There are but a couple trading days left in 2013. This has been a good year to be an equity investor, particularly an investor in U.S. equities. In fact, the real stomach-churning roller coaster ride this year was not in stocks, but in fixed income instruments. A somewhat off-the-cuff utterance of the word “taper” by soon to be outgoing Fed Chairman Ben Bernanke in May sent bond markets into a tizzy. The rate on the 10-year Treasury note soared from 1.5% in early May to graze 3% by September. That’s just about where the rate is now, as the year draws to a close. With the QE taper now officially underway, if still only modestly, the direction of bonds is likely to continue weighing on Wall Street minds as the New Year gets underway.
U.S. Equities: American Pie
The banner year in stocks was most concentrated in U.S. equities. As of the December 26 close the Russell 3000, a broad all-cap benchmark, was up just over 33% for the year to date. That represents the strongest calendar year performance since the post-recession recovery year of 2003. Most major asset classes got a share of the love, with small cap growth leading the way. The Russell 2000 Growth index clocked in at 43.08% as of the 12/26 close.
Among industry sectors the notable laggard was utilities, with a comparatively modest gain of just under 12% as the year comes to an end. This traditionally defensive, dividend-oriented sector had a good start to the year, but ran out of gas when interest rates started to trend upwards in May. On the other end of the performance spectrum, the healthcare, industrials and consumer discretionary sectors are closing out 2013 ahead of the pack.

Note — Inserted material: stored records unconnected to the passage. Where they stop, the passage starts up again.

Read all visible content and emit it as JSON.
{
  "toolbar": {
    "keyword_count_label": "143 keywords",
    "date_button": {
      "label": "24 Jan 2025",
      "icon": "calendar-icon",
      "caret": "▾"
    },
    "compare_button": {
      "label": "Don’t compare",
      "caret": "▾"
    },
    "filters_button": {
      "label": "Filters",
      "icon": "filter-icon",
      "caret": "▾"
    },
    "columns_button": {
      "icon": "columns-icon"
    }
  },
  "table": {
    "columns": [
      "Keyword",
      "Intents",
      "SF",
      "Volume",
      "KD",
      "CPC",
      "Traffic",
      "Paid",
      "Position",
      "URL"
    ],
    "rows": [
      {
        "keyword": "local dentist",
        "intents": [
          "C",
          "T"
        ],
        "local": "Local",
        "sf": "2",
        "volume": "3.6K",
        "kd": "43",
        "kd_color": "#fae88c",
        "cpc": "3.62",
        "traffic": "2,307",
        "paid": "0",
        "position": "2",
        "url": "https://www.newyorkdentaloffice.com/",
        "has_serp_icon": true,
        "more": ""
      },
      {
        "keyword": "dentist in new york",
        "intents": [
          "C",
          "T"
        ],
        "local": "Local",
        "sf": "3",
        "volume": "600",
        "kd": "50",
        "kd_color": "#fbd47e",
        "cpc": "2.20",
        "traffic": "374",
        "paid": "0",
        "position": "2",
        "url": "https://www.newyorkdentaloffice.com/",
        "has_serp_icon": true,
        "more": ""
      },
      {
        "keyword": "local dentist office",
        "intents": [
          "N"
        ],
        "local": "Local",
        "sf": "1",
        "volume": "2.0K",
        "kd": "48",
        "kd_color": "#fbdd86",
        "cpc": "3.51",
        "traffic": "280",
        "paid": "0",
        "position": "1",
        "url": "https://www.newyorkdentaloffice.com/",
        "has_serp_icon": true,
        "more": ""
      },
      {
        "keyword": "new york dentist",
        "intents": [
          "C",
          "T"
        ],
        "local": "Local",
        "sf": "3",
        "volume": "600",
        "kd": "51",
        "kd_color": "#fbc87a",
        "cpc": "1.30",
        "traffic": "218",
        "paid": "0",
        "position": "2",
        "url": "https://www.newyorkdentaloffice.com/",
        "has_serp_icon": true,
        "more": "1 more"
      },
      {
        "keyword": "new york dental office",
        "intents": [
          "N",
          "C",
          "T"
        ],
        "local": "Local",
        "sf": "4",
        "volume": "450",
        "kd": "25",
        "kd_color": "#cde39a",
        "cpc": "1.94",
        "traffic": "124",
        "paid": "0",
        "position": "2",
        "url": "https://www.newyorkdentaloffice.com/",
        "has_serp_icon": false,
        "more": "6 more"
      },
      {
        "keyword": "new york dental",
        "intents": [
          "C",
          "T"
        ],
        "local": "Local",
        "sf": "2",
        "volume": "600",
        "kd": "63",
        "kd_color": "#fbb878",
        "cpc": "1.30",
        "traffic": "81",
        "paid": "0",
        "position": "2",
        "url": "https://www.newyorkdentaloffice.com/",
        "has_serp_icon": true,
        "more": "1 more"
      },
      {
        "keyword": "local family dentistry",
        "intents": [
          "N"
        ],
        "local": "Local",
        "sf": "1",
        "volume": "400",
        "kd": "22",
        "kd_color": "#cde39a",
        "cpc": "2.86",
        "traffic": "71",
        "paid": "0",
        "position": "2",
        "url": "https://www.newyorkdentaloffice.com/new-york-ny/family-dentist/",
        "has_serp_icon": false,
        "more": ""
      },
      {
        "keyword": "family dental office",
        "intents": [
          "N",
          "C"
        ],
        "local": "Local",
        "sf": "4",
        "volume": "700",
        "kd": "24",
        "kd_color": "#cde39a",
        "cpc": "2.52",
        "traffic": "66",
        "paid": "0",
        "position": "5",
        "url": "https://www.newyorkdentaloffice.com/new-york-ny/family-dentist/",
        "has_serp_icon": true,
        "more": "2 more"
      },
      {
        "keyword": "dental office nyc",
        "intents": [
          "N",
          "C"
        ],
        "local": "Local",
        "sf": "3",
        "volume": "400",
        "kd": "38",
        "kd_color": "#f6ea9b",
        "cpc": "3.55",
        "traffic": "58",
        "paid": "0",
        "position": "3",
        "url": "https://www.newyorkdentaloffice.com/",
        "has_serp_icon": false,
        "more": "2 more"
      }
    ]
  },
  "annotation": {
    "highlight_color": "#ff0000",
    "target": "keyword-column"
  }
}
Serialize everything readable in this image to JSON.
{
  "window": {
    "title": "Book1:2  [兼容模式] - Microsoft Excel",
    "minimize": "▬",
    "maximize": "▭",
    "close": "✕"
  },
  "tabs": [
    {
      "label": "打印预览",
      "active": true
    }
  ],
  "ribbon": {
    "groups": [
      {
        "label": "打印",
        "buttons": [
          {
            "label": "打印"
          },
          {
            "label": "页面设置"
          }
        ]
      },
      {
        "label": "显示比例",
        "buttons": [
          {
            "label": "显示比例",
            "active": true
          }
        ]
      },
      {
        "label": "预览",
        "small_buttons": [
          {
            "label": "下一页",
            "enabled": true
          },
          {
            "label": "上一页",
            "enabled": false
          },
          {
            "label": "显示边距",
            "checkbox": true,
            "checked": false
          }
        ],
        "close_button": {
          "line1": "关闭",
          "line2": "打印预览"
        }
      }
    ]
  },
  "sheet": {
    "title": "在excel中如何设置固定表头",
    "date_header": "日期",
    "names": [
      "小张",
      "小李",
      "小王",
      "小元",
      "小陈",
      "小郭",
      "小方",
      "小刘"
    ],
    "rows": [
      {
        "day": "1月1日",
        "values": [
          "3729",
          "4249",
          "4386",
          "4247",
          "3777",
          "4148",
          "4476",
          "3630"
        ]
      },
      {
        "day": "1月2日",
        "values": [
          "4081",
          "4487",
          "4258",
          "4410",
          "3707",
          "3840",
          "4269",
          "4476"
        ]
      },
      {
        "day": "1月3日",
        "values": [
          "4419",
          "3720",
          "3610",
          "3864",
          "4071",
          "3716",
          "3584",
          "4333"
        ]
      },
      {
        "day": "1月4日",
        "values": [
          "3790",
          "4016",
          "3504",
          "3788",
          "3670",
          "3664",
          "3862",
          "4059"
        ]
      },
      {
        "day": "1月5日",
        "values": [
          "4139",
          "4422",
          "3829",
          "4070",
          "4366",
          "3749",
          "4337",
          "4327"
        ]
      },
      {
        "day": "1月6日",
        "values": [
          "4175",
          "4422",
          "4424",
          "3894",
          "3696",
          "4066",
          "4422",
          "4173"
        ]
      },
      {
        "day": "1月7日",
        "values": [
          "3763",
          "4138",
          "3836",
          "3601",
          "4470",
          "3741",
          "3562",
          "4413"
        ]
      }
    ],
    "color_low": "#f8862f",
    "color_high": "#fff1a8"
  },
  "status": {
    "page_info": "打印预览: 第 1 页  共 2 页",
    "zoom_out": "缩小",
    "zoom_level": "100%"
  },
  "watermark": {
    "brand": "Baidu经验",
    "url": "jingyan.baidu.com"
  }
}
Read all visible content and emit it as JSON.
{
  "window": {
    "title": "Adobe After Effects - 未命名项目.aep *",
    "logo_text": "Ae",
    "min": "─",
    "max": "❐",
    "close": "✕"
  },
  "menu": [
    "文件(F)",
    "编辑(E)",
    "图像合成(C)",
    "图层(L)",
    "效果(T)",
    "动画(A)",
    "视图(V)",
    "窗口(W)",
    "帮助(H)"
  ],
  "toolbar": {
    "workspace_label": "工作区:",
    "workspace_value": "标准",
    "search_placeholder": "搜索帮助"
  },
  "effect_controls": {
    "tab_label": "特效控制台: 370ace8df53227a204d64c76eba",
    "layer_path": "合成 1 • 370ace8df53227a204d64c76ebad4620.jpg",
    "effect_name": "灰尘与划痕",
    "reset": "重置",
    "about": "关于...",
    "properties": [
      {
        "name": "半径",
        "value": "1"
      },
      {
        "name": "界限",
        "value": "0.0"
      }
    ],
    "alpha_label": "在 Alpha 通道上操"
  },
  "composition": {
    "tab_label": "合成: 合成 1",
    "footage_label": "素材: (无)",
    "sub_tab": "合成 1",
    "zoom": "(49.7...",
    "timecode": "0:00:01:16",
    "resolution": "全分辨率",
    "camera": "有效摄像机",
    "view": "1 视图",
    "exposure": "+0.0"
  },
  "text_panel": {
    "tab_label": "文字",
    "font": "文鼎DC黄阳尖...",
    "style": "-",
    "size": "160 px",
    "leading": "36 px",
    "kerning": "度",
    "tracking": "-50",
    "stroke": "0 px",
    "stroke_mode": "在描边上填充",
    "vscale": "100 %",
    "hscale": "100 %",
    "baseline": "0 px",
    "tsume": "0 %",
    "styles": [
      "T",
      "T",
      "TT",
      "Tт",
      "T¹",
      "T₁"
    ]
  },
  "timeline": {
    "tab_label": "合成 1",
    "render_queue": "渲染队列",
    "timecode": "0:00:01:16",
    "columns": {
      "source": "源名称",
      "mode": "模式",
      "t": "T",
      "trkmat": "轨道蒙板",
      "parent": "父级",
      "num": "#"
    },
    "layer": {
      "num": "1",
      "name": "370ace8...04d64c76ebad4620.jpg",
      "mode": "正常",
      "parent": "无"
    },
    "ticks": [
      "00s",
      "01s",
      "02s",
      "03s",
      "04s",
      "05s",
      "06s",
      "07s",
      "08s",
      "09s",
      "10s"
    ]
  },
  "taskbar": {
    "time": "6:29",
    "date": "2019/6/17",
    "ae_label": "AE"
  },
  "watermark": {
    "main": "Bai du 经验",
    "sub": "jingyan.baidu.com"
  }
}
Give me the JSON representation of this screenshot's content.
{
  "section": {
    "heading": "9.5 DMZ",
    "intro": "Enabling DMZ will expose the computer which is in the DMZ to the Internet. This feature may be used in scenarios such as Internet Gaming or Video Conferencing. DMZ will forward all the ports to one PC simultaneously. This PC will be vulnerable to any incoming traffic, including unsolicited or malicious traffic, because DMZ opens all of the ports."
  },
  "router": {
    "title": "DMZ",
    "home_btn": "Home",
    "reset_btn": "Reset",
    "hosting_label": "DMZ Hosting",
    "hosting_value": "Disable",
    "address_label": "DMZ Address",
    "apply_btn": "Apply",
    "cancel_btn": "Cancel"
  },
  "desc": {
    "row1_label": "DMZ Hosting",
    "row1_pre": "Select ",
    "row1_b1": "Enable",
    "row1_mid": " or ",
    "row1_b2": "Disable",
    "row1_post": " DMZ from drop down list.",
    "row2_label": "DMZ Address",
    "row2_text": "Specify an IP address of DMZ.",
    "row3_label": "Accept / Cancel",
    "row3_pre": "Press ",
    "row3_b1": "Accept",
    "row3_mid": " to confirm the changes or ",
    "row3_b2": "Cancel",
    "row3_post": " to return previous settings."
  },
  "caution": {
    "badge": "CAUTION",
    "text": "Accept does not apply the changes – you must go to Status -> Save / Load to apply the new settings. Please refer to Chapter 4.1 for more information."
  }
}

After flagging somewhat in the first half of December, U.S. equities enjoyed a good old fashioned holiday rally on the back of a string of promising macroeconomic data points. Employment and GDP data in particular look stronger than they have in years. The data were instrumental in giving the Fed confidence to start reducing QE by $10 billion, and that was the move that sent the year-end bulls into the streets.
Non-U.S. Equities: Emerging Malaise
The notable wallflower at this year’s equity party was emerging markets. This asset class has not fared well over the last couple years, but 2013 was a particularly bad year. The MSCI Emerging Markets Index was down by -3.2% as of the 12/26 close. Traditional growth engine economies in Asia and Latin America have had trouble keeping up the levels to which investors have become accustomed in recent years. Tepid growth in Europe and (until recently) the U.S. has proved troublesome for these still export-dependent economies. Although emerging markets stocks look attractive by traditional valuation measures, and may benefit from the uptick in U.S. economic growth, this remains in our opinion a sector that continues to merit caution.
Developed non-U.S. markets mostly fared better than their emerging cousins, with the Eurozone showing the best regional performance. The MSCI EAFE index was up 21.3% as of 12/26, with the EMU index showing 27.7% for the same period. The laggard was the Pacific ex-Japan region, which managed to eke out a 4.5% gain. Non-U.S. markets broadly suffered from currency trends mostly working in favor of the U.S. dollar for much of the year.
Fixed Income: The Big Question
Market chatter continues to fixate on the beleaguered fixed income markets. A scan of the Barclays U.S. fixed income indexes reflects a sea of red, from governments and agencies to corporate investment grade and municipals. The notable exception is high yield, which as an asset class tends to trade in closer correlation with equities than with other fixed income styles. Not surprisingly, the hardest hit sectors are long-dated Treasuries. The 20+ year sector leads on the downside with a -13.6% performance year to date. Rising interest rates have a sharper impact on long-dated issues, all else being equal.
The good news for bondholders, such as it may be, is that the rate trend for 2014 may be less steep than it was this year. A level of 3.5% for the 10 year note seems to have emerged as a kind of consensus among market watchers for an upper limit in 2014 (though of course that does not rule out the possibility for rates to go higher). Even with the faster pace of economic growth, there is not much fundamental economic pressure pushing rates up. Inflation remains below the Fed’s 2% target – in fact that fact alone will probably keep any talk of orchestrated rate hikes off the table for a long time to come. We expect to see rates generally trend upwards, and have measurably reduced the target duration levels of our strategy models accordingly.
And so we ring out 2013. We will of course be back with more research and commentary as the New Year gets underway, with insights on whatever twists and turns the capital markets have in store. Meanwhile, we wish all of you a happy and healthy holiday, and a prosperous 2014.